Question: Is the exhausting, utterly uninvolving “Alice Through the Looking Glass” somehow worse than Tim Burton’s execrable “Alice in Wonderland”?
Answer: Probably. While the two are cinematically on par – that’s not a compliment – the sequel to Burton’s Lewis Carroll adaptation is certainly more unnecessary, more scattershot, and created with far more cynicism.
It’s worth remembering that 2010’s “Alice in Wonderland” was easily the worst film in director Burton’s mostly disappointing career. Yes, worse than “Planet of the Apes,” “Dark Shadows” and “Charlie and the Chocolate Factory.” (I’m a “Mars Attacks!” fan, so back off.)
That first “Alice” was a clumsy, ugly, heavy-handed chore of CG-eye-gouging silliness. Sure, there were some joys to be found, especially a lovely opening 10 minutes (pre-Wonderland) and a typically manic Danny Elfman score.
But it wasted a stunning cast – Mia Wasikowska, Johnny Depp, Helena Bonham Carter, Anne Hathaway – with a strained, unfunny, unimaginative script and overstuffed visuals. It was a massive worldwide hit, of course.
Now comes “Alice Through the Looking Glass,” with the same returning stars, a new director (Burton is just a producer this time around), the addition of Sacha Baron Cohen, and, well, that’s about it.
As “Looking Glass” begins, Alice (Wasikowska, doing what she can) is now a sea captain finally ready to return home after several years away. Her travels have taken her around the world, and given her an appreciation for lands beyond the U.K.
This is even more true when she sees how things have changed during her absence. Hamish, the dullard whose marriage proposal Alice turned down, holds her family’s fate in his hands, and a difficult decision looms.
This opening chunk is compelling. Like Burton’s original, the less manic scenes of Alice at home in London were charming and even droll. Even the over-the-top Hamish was enjoyable.
Soon the caterpillar Absolem (voiced by the late Alan Rickman) appears, and Alice is led back to Wonderland. So far, so-so, especially the first few minutes of her return.
However, any hopes for a successful film are dashed with the appearance of Johnny Depp’s Mad Hatter. Looking like a cross between warbling songster Tiny Tim and a cadaverous Carrot Top, sounding like someone “Black Mass” gangster Whitey Bulger repeatedly kicked in the groin, he is nearly unwatchable.
And of course, since this sequel is dependent on Depp’s (fading) starpower, the plot must revolve around the Hatter.
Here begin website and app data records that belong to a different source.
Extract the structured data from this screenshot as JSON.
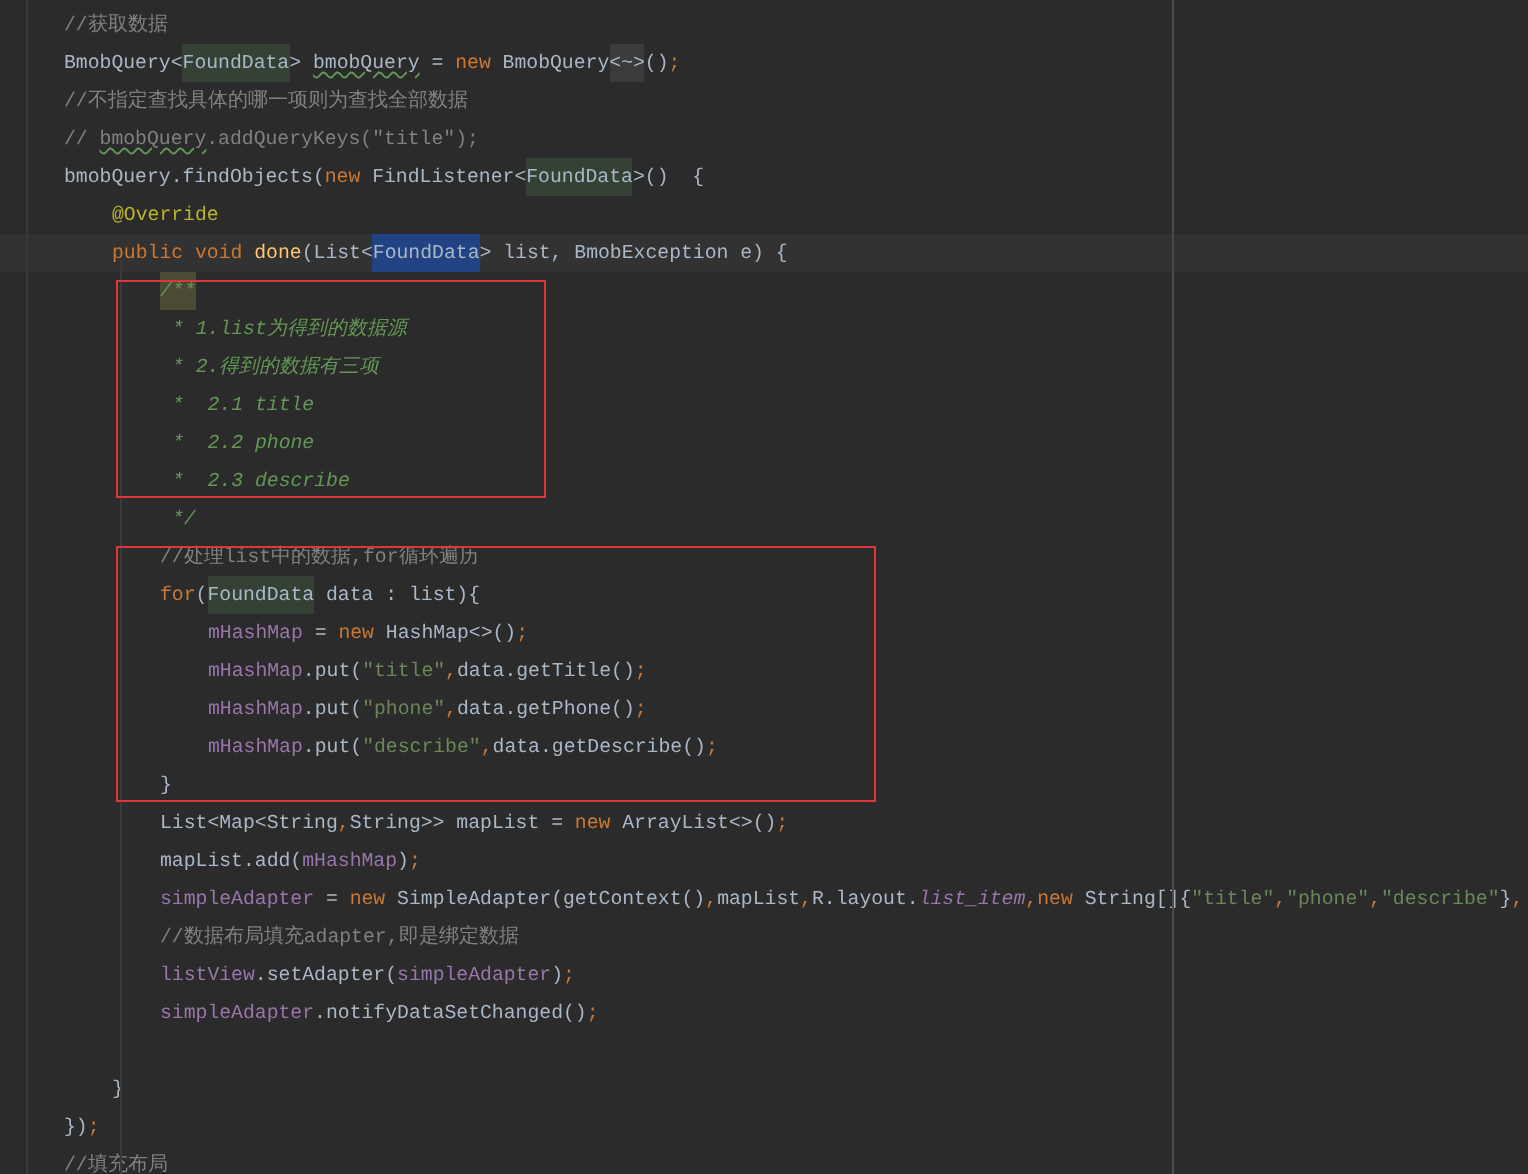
{
  "editor": {
    "lines": [
      {
        "kind": "line",
        "tokens": [
          {
            "text": "//获取数据",
            "kind": "comment"
          }
        ]
      },
      {
        "kind": "line",
        "tokens": [
          {
            "text": "BmobQuery<",
            "kind": "plain"
          },
          {
            "text": "FoundData",
            "kind": "type_usage"
          },
          {
            "text": "> ",
            "kind": "plain"
          },
          {
            "text": "bmobQuery",
            "kind": "warn"
          },
          {
            "text": " = ",
            "kind": "plain"
          },
          {
            "text": "new",
            "kind": "keyword"
          },
          {
            "text": " BmobQuery",
            "kind": "plain"
          },
          {
            "text": "<~>",
            "kind": "folded"
          },
          {
            "text": "()",
            "kind": "plain"
          },
          {
            "text": ";",
            "kind": "keyword"
          }
        ]
      },
      {
        "kind": "line",
        "tokens": [
          {
            "text": "//不指定查找具体的哪一项则为查找全部数据",
            "kind": "comment"
          }
        ]
      },
      {
        "kind": "line",
        "tokens": [
          {
            "text": "// ",
            "kind": "comment"
          },
          {
            "text": "bmobQuery",
            "kind": "comment_warn"
          },
          {
            "text": ".addQueryKeys(\"title\");",
            "kind": "comment"
          }
        ]
      },
      {
        "kind": "line",
        "tokens": [
          {
            "text": "bmobQuery.findObjects(",
            "kind": "plain"
          },
          {
            "text": "new",
            "kind": "keyword"
          },
          {
            "text": " FindListener<",
            "kind": "plain"
          },
          {
            "text": "FoundData",
            "kind": "type_usage"
          },
          {
            "text": ">()  {",
            "kind": "plain"
          }
        ],
        "children": [
          {
            "kind": "line",
            "tokens": [
              {
                "text": "@Override",
                "kind": "annotation"
              }
            ]
          },
          {
            "kind": "current_line",
            "tokens": [
              {
                "text": "public void ",
                "kind": "keyword"
              },
              {
                "text": "done",
                "kind": "method"
              },
              {
                "text": "(List<",
                "kind": "plain"
              },
              {
                "text": "FoundData",
                "kind": "type_selected"
              },
              {
                "text": "> list, BmobException e) {",
                "kind": "plain"
              }
            ],
            "children": [
              {
                "kind": "box",
                "lines": [
                  {
                    "kind": "line",
                    "tokens": [
                      {
                        "text": "/**",
                        "kind": "doc_matched"
                      }
                    ]
                  },
                  {
                    "kind": "doc_line",
                    "tokens": [
                      {
                        "text": "* 1.list为得到的数据源",
                        "kind": "doc"
                      }
                    ]
                  },
                  {
                    "kind": "doc_line",
                    "tokens": [
                      {
                        "text": "* 2.得到的数据有三项",
                        "kind": "doc"
                      }
                    ]
                  },
                  {
                    "kind": "doc_line",
                    "tokens": [
                      {
                        "text": "*  2.1 title",
                        "kind": "doc"
                      }
                    ]
                  },
                  {
                    "kind": "doc_line",
                    "tokens": [
                      {
                        "text": "*  2.2 phone",
                        "kind": "doc"
                      }
                    ]
                  },
                  {
                    "kind": "doc_line",
                    "tokens": [
                      {
                        "text": "*  2.3 describe",
                        "kind": "doc"
                      }
                    ]
                  }
                ]
              },
              {
                "kind": "doc_line",
                "tokens": [
                  {
                    "text": "*/",
                    "kind": "doc"
                  }
                ]
              },
              {
                "kind": "box",
                "lines": [
                  {
                    "kind": "line",
                    "tokens": [
                      {
                        "text": "//处理list中的数据,for循环遍历",
                        "kind": "comment"
                      }
                    ]
                  },
                  {
                    "kind": "line",
                    "tokens": [
                      {
                        "text": "for",
                        "kind": "keyword"
                      },
                      {
                        "text": "(",
                        "kind": "plain"
                      },
                      {
                        "text": "FoundData",
                        "kind": "type_usage"
                      },
                      {
                        "text": " data : list){",
                        "kind": "plain"
                      }
                    ],
                    "children": [
                      {
                        "kind": "line",
                        "tokens": [
                          {
                            "text": "mHashMap",
                            "kind": "field"
                          },
                          {
                            "text": " = ",
                            "kind": "plain"
                          },
                          {
                            "text": "new",
                            "kind": "keyword"
                          },
                          {
                            "text": " HashMap<>()",
                            "kind": "plain"
                          },
                          {
                            "text": ";",
                            "kind": "keyword"
                          }
                        ]
                      },
                      {
                        "kind": "line",
                        "tokens": [
                          {
                            "text": "mHashMap",
                            "kind": "field"
                          },
                          {
                            "text": ".put(",
                            "kind": "plain"
                          },
                          {
                            "text": "\"title\"",
                            "kind": "string"
                          },
                          {
                            "text": ",",
                            "kind": "keyword"
                          },
                          {
                            "text": "data.getTitle()",
                            "kind": "plain"
                          },
                          {
                            "text": ";",
                            "kind": "keyword"
                          }
                        ]
                      },
                      {
                        "kind": "line",
                        "tokens": [
                          {
                            "text": "mHashMap",
                            "kind": "field"
                          },
                          {
                            "text": ".put(",
                            "kind": "plain"
                          },
                          {
                            "text": "\"phone\"",
                            "kind": "string"
                          },
                          {
                            "text": ",",
                            "kind": "keyword"
                          },
                          {
                            "text": "data.getPhone()",
                            "kind": "plain"
                          },
                          {
                            "text": ";",
                            "kind": "keyword"
                          }
                        ]
                      },
                      {
                        "kind": "line",
                        "tokens": [
                          {
                            "text": "mHashMap",
                            "kind": "field"
                          },
                          {
                            "text": ".put(",
                            "kind": "plain"
                          },
                          {
                            "text": "\"describe\"",
                            "kind": "string"
                          },
                          {
                            "text": ",",
                            "kind": "keyword"
                          },
                          {
                            "text": "data.getDescribe()",
                            "kind": "plain"
                          },
                          {
                            "text": ";",
                            "kind": "keyword"
                          }
                        ]
                      }
                    ]
                  },
                  {
                    "kind": "line",
                    "tokens": [
                      {
                        "text": "}",
                        "kind": "plain"
                      }
                    ]
                  }
                ]
              },
              {
                "kind": "line",
                "tokens": [
                  {
                    "text": "List<Map<String",
                    "kind": "plain"
                  },
                  {
                    "text": ",",
                    "kind": "keyword"
                  },
                  {
                    "text": "String>> mapList = ",
                    "kind": "plain"
                  },
                  {
                    "text": "new",
                    "kind": "keyword"
                  },
                  {
                    "text": " ArrayList<>()",
                    "kind": "plain"
                  },
                  {
                    "text": ";",
                    "kind": "keyword"
                  }
                ]
              },
              {
                "kind": "line",
                "tokens": [
                  {
                    "text": "mapList.add(",
                    "kind": "plain"
                  },
                  {
                    "text": "mHashMap",
                    "kind": "field"
                  },
                  {
                    "text": ")",
                    "kind": "plain"
                  },
                  {
                    "text": ";",
                    "kind": "keyword"
                  }
                ]
              },
              {
                "kind": "line",
                "tokens": [
                  {
                    "text": "simpleAdapter",
                    "kind": "field"
                  },
                  {
                    "text": " = ",
                    "kind": "plain"
                  },
                  {
                    "text": "new",
                    "kind": "keyword"
                  },
                  {
                    "text": " SimpleAdapter(getContext()",
                    "kind": "plain"
                  },
                  {
                    "text": ",",
                    "kind": "keyword"
                  },
                  {
                    "text": "mapList",
                    "kind": "plain"
                  },
                  {
                    "text": ",",
                    "kind": "keyword"
                  },
                  {
                    "text": "R.layout.",
                    "kind": "plain"
                  },
                  {
                    "text": "list_item",
                    "kind": "field_italic"
                  },
                  {
                    "text": ",",
                    "kind": "keyword"
                  },
                  {
                    "text": "new",
                    "kind": "keyword"
                  },
                  {
                    "text": " String[]{",
                    "kind": "plain"
                  },
                  {
                    "text": "\"title\"",
                    "kind": "string"
                  },
                  {
                    "text": ",",
                    "kind": "keyword"
                  },
                  {
                    "text": "\"phone\"",
                    "kind": "string"
                  },
                  {
                    "text": ",",
                    "kind": "keyword"
                  },
                  {
                    "text": "\"describe\"",
                    "kind": "string"
                  },
                  {
                    "text": "}",
                    "kind": "plain"
                  },
                  {
                    "text": ",",
                    "kind": "keyword"
                  }
                ]
              },
              {
                "kind": "line",
                "tokens": [
                  {
                    "text": "//数据布局填充adapter,即是绑定数据",
                    "kind": "comment"
                  }
                ]
              },
              {
                "kind": "line",
                "tokens": [
                  {
                    "text": "listView",
                    "kind": "field"
                  },
                  {
                    "text": ".setAdapter(",
                    "kind": "plain"
                  },
                  {
                    "text": "simpleAdapter",
                    "kind": "field"
                  },
                  {
                    "text": ")",
                    "kind": "plain"
                  },
                  {
                    "text": ";",
                    "kind": "keyword"
                  }
                ]
              },
              {
                "kind": "line",
                "tokens": [
                  {
                    "text": "simpleAdapter",
                    "kind": "field"
                  },
                  {
                    "text": ".notifyDataSetChanged()",
                    "kind": "plain"
                  },
                  {
                    "text": ";",
                    "kind": "keyword"
                  }
                ]
              },
              {
                "kind": "line"
              }
            ]
          },
          {
            "kind": "line",
            "tokens": [
              {
                "text": "}",
                "kind": "plain"
              }
            ]
          }
        ]
      },
      {
        "kind": "line",
        "tokens": [
          {
            "text": "})",
            "kind": "plain"
          },
          {
            "text": ";",
            "kind": "keyword"
          }
        ]
      },
      {
        "kind": "line",
        "tokens": [
          {
            "text": "//填充布局",
            "kind": "comment"
          }
        ]
      }
    ]
  }
}
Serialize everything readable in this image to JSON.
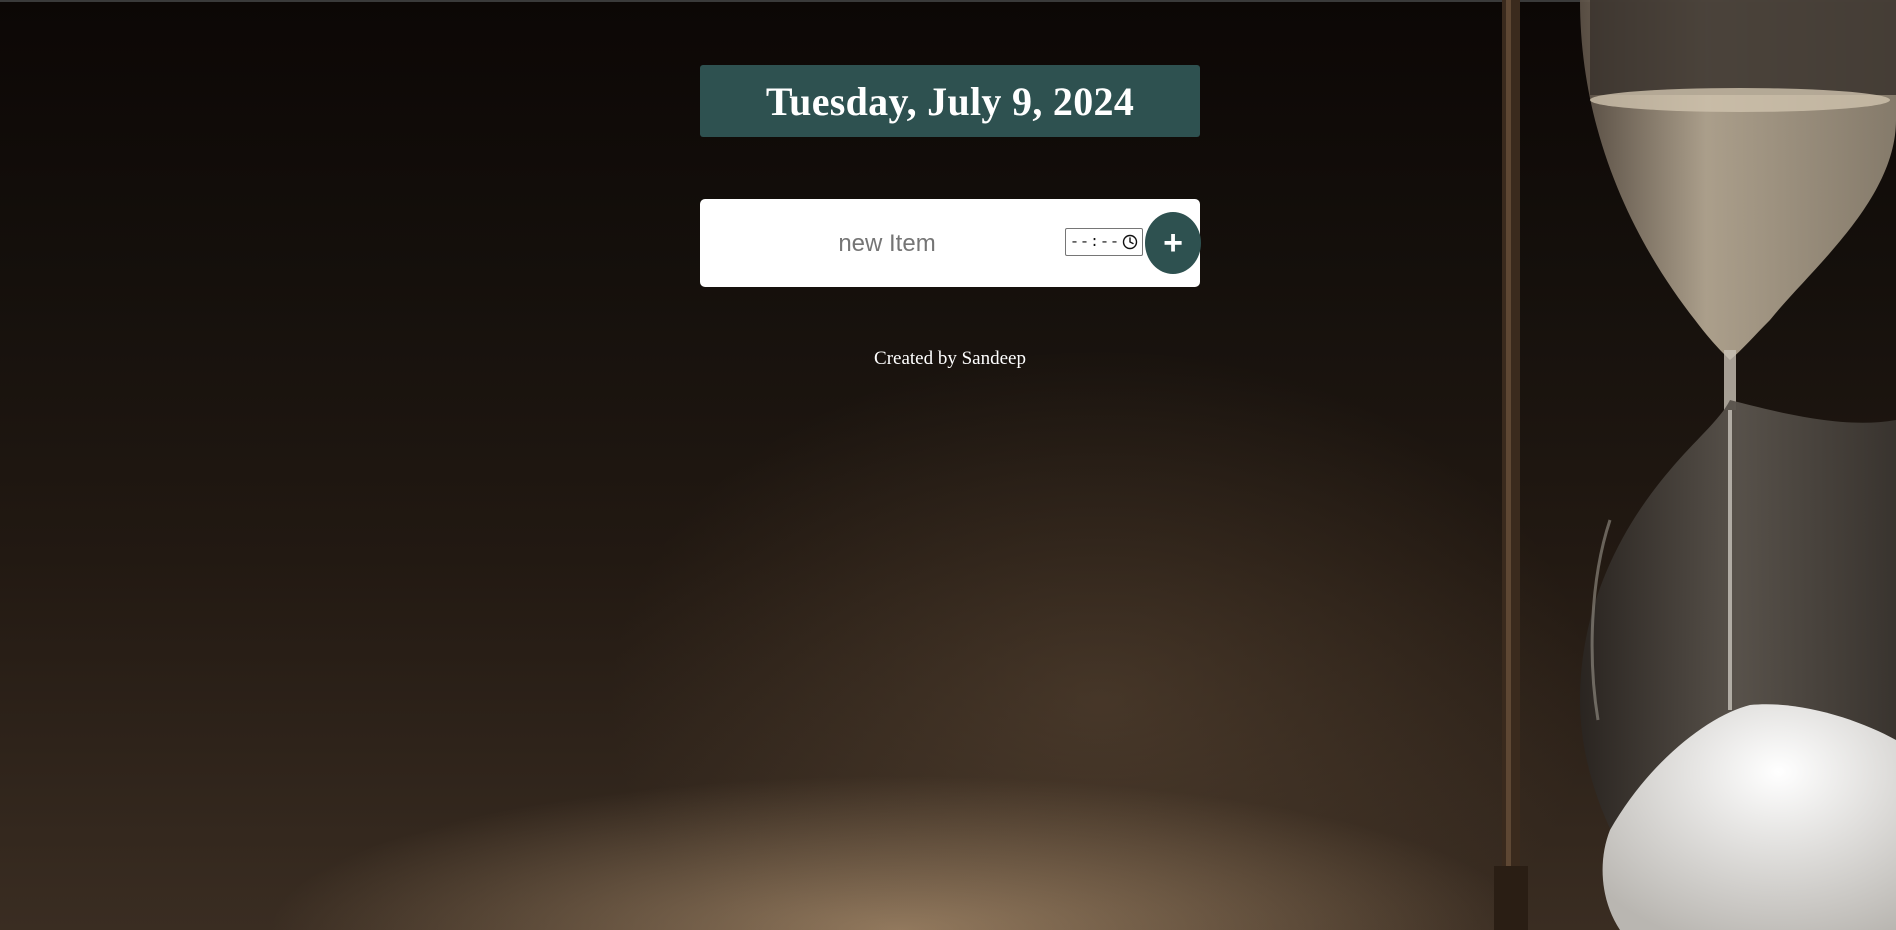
{
  "header": {
    "date": "Tuesday, July 9, 2024"
  },
  "form": {
    "item_placeholder": "new Item",
    "item_value": "",
    "time_value": "--:--",
    "add_label": "+"
  },
  "footer": {
    "credit": "Created by Sandeep"
  },
  "icons": {
    "time": "clock-icon",
    "add": "plus-icon"
  },
  "colors": {
    "accent": "#2e5150",
    "card": "#ffffff",
    "text_light": "#ffffff"
  }
}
After finding evidence that his long-ago departed family may, in fact, be alive, the Hatter has become a man obsessed. Alice’s friends – Anne Hathaway’s White Queen, the White Rabbit, the Cheshire Cat, and Tweedledum and Tweedledee – turn to her with a plan that could bring the Hatter back to sanity.
But to accomplish her mission, Alice must outwit Time (Sacha Baron Cohen) and the devious Red Queen (Helena Bonham Carter, nearly as unwatchable as Depp).
This is a needlessly confusing, infinitely overplotted storyline, one with little mystery, occasional laughs and almost nothing memorable.
So … Depp. The years since “Wonderland” have seen the actor stuck in a shocking artistic dry spell, one with only a couple of bright spots – the so-so Whitey Bulger biopic “Black Mass” and Funny or Die’s fab parody video “Donald Trump’s The Art of the Deal: The Movie.”
Two steps forward, one step back. Thankfully, Depp has yet another “Pirates” flick waiting in the wings.
There are hints of his past successes here, not to mention his “Ali G” star Sacha Baron Cohen. In fact, Cohen’s mugging performance is one of the film’s high points. But he’s brought none of the emotion that made his Muppets films more than just a Henson-aping retread. It’s hard to criticize him for taking on a major gig like Alice, but it’s still a creative stumble.
By the time “Alice Through the Looking Glass” mercifully ends, it’s difficult to even recall how it began, why we’re watching and what made Carroll’s original tale so delightfully memorable. Children may enjoy the sight of winking cats and vegetable guards, but try asking them what to describe their favorite scene.
They’ll likely scratch their heads, and so will you.
Title: “Alice Through the Looking Glass”
One and half stars
Starring: Mia Wasikowska, Johnny Depp, Helena Bonham Carter, Anne Hathaway, Sacha Baron Cohen
Director: James Bobin
Running time: 108 minutes
Rated: PG for fantasy action/peril and some language.
The lowdown: Alice returns to the whimsical world of Wonderland and travels back in time to save the Mad Hatter.